The Spell of the Albino in Africa

What do you know about albinism? This skin problem affects about 1 in 20,000 men and women in the world. Albinism is a genetically inherited disorder that is non-contagious. Albinism is not particular to a specific geographical location or ethnicity as it can affect anyone. People who suffer from this genetic disorder are known as albinos and they are usually afflicted by a congenital absence of melanin in their body, causing a pigmentation defect in the hair, skin, and eyes. Due to their lack of melanin, sun exposure and bright light affect their skin and body. In tropical countries, they can be prone to skin cancers if they are not protected from the sun.

More so, albinism can cause poor vision as a consequence.  In parts of sub-Saharan Africa especially, albinos have faced discrimination and prejudice traditionally as some ignorant persons believe the disorder is an indication that the afflicted person possesses magical powers.

Another group of people believes that a white-skinned African person is a kind of phantom or ghost, who will dissolve or disappear with the wind and rain rather than die. With these different beliefs and superstitions on albinos, albinos have been feared, socially marginalized, and shunned in some communities.

In Tanzania, the social marginalization of albinos over the last five years has worsened. Albinos are murdered and mutilated at alarming rates due to the completely spurious myth that body parts from an albino are effective in carrying out witchcraft rituals.

Albinos have been hunted down and killed for their limbs or organs, regardless of the outrage internationally and continuous efforts by the Tanzanian government to put an end to this truly dehumanizing and petrifying act.

Officially, there are around 5,000 albinos registered in the country, but the country’s Albino Association says the real number is in excess of 150,000. It is not surprising that estimates of the numbers of albinos in Tanzania vary significantly. According to some rumors, many albinos are kept hidden by their families because of fear that they might be attacked or killed and the stigma some associate with the condition.

The good news is that the sensitization of albinism has helped to reduce the fear and stigmatization associated with the condition. It is not rare to find people suffering from this skin challenge, especially in Africa. We believe the government has more to do in ensuring that those suffering from albinism are safe from discrimination, especially in the place of work.

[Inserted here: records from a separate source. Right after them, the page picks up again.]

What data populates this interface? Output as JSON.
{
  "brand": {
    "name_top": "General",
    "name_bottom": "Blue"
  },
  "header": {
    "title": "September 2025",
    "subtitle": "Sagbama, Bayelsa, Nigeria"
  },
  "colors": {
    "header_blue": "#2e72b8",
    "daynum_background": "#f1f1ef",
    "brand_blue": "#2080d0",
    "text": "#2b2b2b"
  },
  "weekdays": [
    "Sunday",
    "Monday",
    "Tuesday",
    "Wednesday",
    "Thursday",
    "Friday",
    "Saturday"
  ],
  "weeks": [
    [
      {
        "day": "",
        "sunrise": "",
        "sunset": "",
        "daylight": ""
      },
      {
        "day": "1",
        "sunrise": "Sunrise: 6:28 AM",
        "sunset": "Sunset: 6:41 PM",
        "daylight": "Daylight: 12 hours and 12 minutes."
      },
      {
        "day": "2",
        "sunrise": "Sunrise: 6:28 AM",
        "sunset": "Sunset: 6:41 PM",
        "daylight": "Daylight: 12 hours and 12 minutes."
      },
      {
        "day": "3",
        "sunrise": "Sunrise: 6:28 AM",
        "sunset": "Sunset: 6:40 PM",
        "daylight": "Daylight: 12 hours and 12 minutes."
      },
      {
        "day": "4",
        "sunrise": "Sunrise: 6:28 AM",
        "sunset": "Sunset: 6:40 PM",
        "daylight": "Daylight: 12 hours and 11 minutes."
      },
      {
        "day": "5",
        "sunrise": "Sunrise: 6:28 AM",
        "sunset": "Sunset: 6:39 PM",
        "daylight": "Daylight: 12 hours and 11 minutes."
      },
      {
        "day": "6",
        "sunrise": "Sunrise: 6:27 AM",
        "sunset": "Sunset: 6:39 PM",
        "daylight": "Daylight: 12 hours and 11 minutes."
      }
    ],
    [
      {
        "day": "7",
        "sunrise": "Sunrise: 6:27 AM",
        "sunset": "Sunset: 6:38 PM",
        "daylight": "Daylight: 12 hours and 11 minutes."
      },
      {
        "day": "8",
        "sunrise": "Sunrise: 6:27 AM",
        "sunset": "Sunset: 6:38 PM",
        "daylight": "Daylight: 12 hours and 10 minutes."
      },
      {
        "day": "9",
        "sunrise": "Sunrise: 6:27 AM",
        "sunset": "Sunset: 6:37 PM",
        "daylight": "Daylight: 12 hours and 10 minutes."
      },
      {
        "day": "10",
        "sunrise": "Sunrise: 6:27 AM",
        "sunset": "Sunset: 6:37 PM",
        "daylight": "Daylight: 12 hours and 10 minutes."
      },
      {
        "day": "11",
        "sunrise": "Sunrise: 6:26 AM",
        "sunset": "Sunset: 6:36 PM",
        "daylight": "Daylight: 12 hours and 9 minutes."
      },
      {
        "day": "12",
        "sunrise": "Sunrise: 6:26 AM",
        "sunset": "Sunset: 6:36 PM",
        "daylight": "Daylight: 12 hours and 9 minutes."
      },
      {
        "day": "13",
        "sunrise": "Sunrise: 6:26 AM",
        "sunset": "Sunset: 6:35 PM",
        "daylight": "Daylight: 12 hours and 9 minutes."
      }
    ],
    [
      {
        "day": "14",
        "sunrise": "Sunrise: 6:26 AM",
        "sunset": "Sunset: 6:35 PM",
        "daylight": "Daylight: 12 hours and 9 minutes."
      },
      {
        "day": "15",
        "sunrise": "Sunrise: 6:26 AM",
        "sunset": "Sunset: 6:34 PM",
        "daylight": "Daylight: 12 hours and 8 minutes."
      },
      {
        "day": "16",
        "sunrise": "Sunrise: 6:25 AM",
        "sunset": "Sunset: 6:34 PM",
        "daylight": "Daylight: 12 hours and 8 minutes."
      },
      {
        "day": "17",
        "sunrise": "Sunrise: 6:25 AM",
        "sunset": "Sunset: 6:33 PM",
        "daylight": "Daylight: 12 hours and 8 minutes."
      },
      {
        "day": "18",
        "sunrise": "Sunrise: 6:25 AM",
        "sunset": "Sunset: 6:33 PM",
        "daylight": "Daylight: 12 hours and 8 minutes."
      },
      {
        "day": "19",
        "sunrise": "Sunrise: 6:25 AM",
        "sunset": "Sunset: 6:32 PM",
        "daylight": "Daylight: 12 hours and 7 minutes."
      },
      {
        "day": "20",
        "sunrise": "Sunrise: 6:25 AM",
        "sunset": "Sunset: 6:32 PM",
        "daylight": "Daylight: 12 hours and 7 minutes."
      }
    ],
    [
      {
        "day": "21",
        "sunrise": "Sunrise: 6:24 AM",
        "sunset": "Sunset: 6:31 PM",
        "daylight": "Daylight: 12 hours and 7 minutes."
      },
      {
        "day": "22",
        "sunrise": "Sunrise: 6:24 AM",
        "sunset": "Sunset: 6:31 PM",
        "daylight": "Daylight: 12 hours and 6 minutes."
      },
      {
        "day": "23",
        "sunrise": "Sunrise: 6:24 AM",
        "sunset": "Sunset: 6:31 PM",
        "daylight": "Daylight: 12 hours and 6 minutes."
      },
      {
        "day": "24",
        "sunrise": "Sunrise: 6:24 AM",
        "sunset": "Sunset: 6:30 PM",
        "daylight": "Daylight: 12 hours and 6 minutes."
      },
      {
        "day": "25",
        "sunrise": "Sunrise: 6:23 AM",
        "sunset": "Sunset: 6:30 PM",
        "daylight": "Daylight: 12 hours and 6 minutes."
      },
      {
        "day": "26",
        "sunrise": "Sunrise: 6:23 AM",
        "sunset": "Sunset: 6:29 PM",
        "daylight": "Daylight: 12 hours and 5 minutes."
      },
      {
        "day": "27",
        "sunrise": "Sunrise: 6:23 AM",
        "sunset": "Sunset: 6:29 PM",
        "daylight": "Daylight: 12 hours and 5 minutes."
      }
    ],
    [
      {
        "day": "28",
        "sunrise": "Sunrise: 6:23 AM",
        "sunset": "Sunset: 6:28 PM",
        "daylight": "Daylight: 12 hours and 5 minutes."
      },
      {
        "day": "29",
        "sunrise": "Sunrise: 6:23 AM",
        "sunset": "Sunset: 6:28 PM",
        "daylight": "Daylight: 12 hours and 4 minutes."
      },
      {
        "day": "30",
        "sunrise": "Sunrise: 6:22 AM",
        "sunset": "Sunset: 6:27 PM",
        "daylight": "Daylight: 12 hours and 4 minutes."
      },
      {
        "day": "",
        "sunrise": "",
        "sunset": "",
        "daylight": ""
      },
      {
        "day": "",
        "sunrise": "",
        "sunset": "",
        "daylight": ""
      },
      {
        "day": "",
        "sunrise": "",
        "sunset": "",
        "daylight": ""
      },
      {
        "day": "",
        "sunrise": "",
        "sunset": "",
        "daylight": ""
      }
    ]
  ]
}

The constant attacks on these people, and believing that using them for rituals brings untold riches should be curbed. In some parts of Africa, the fear of being killed because of albinism is on the rise despite the laws put in place to stop this wickedness.